### Task prompt
In the entries below, find the lines with the word "JSON" and copy them.
::: Data provided :::
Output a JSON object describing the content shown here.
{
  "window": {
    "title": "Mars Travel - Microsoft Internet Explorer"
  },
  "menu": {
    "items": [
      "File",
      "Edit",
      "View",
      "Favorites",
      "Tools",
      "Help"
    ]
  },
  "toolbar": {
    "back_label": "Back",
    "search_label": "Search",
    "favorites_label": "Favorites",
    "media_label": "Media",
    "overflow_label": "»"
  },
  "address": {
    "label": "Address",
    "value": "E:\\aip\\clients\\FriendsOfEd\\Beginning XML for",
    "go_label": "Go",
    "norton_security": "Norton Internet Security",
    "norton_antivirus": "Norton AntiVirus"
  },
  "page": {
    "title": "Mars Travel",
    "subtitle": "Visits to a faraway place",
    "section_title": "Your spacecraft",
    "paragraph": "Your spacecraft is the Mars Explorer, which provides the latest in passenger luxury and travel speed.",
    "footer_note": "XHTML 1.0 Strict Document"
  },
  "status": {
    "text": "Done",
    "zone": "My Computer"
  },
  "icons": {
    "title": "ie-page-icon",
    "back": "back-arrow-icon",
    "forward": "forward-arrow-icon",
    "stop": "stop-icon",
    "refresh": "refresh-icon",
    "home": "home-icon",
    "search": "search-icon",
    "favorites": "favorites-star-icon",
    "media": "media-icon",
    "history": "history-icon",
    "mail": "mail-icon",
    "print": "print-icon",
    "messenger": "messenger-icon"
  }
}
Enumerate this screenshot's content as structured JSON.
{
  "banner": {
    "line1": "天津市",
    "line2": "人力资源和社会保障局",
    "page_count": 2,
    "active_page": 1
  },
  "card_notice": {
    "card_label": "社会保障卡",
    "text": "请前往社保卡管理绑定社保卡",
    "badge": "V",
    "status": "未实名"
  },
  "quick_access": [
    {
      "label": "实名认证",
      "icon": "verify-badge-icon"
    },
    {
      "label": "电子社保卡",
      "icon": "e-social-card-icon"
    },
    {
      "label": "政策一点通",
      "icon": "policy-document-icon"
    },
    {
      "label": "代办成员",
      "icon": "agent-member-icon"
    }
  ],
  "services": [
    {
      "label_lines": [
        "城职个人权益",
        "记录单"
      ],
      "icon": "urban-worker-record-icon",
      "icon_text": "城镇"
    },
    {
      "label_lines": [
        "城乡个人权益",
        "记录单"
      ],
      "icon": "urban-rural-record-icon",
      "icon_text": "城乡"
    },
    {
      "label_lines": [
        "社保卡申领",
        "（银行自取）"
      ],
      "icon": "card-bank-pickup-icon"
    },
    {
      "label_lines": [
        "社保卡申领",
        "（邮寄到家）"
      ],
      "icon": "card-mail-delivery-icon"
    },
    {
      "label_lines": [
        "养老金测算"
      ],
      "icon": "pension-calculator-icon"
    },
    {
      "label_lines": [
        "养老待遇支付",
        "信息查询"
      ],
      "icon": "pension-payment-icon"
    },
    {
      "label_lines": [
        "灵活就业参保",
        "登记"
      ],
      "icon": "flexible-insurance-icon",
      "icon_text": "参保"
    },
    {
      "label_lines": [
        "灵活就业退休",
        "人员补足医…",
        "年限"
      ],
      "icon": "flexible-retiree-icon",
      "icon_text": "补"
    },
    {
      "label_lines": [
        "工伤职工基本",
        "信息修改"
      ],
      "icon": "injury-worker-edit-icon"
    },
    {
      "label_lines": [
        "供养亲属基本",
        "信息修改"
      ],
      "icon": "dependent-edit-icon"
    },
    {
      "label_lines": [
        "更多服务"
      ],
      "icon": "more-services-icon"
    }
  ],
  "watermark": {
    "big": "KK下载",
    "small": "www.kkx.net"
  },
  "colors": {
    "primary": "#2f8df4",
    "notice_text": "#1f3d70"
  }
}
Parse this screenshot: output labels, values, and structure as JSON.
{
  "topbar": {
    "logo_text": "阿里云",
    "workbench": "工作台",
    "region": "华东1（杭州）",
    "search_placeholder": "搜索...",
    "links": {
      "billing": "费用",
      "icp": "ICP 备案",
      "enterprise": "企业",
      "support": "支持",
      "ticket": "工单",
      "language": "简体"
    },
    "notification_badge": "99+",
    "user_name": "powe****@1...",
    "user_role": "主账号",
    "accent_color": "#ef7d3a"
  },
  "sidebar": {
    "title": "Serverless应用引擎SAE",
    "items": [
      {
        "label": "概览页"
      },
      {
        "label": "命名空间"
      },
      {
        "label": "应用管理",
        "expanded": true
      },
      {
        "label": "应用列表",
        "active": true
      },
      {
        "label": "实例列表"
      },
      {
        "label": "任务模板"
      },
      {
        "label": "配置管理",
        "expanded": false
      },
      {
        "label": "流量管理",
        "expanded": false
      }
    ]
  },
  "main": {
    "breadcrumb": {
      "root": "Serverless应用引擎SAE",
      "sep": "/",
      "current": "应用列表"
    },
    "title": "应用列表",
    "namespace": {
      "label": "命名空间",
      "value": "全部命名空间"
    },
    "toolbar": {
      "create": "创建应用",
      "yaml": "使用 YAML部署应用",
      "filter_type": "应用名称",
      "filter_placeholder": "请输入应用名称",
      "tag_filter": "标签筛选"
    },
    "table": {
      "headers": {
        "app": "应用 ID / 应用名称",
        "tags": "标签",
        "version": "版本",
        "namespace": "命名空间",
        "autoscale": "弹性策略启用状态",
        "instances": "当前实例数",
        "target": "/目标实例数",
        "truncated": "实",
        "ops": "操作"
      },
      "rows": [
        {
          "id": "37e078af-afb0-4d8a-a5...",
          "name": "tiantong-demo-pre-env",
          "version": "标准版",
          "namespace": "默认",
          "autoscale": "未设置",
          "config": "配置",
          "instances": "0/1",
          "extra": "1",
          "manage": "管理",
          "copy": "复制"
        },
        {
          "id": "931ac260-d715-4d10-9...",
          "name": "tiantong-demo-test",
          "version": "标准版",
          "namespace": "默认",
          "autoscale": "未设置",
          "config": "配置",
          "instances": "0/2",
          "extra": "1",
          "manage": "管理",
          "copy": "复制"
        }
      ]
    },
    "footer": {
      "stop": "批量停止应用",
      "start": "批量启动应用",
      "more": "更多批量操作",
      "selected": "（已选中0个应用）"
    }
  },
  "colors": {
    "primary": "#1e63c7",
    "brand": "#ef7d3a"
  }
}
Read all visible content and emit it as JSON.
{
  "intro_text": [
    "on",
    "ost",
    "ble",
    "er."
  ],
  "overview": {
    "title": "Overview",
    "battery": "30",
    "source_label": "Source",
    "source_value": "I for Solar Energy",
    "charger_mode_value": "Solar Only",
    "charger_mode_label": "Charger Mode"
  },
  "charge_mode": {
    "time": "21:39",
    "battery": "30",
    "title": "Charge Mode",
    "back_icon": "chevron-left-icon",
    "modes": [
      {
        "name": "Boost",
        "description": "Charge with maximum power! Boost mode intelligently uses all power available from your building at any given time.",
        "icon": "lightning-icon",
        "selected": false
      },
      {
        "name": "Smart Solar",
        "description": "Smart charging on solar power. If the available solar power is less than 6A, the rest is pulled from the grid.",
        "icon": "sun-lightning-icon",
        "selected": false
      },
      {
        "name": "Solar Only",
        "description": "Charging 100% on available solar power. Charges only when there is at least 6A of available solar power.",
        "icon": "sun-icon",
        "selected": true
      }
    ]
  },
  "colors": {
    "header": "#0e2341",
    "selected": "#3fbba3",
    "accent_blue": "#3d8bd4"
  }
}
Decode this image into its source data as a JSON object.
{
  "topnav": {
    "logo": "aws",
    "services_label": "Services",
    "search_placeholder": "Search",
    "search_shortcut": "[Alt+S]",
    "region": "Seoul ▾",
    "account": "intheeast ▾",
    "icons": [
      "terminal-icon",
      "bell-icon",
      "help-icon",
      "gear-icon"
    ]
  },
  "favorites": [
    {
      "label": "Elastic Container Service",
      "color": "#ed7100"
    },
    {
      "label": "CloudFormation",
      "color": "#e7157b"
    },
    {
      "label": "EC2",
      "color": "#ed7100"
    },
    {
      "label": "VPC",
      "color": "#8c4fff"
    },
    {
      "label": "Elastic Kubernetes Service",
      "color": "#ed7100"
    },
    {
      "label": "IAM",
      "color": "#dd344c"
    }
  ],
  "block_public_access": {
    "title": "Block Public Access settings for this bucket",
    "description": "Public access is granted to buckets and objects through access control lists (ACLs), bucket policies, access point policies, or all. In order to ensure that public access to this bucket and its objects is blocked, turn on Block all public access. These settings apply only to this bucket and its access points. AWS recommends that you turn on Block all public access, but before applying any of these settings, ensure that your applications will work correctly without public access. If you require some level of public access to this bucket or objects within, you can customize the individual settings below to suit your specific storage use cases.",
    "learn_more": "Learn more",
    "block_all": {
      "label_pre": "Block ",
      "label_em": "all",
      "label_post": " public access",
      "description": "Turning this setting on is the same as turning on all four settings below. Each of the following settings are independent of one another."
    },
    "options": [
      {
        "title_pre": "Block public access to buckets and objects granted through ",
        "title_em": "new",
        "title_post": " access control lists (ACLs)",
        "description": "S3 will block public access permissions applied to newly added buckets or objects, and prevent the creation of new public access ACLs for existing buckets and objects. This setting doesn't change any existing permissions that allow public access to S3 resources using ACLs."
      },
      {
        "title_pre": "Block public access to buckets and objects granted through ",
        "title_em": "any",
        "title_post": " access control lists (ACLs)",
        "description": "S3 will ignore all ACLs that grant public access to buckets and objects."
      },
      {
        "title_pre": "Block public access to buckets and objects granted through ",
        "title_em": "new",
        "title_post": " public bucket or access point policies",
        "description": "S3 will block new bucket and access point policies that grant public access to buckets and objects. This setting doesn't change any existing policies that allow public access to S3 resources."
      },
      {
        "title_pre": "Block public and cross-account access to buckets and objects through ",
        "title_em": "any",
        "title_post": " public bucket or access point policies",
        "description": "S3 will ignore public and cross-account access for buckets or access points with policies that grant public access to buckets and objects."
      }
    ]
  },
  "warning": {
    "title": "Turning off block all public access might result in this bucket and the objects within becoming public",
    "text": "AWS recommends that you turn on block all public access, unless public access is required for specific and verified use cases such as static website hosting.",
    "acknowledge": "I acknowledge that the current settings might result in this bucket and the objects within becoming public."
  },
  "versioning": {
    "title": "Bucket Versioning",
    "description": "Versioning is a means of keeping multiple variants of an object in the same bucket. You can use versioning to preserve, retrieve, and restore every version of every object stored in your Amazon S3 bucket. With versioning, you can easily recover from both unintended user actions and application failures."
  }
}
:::
### Answer area
Output a JSON object describing the content shown here.
Enumerate this screenshot's content as structured JSON.
Parse this screenshot: output labels, values, and structure as JSON.
Read all visible content and emit it as JSON.
Decode this image into its source data as a JSON object.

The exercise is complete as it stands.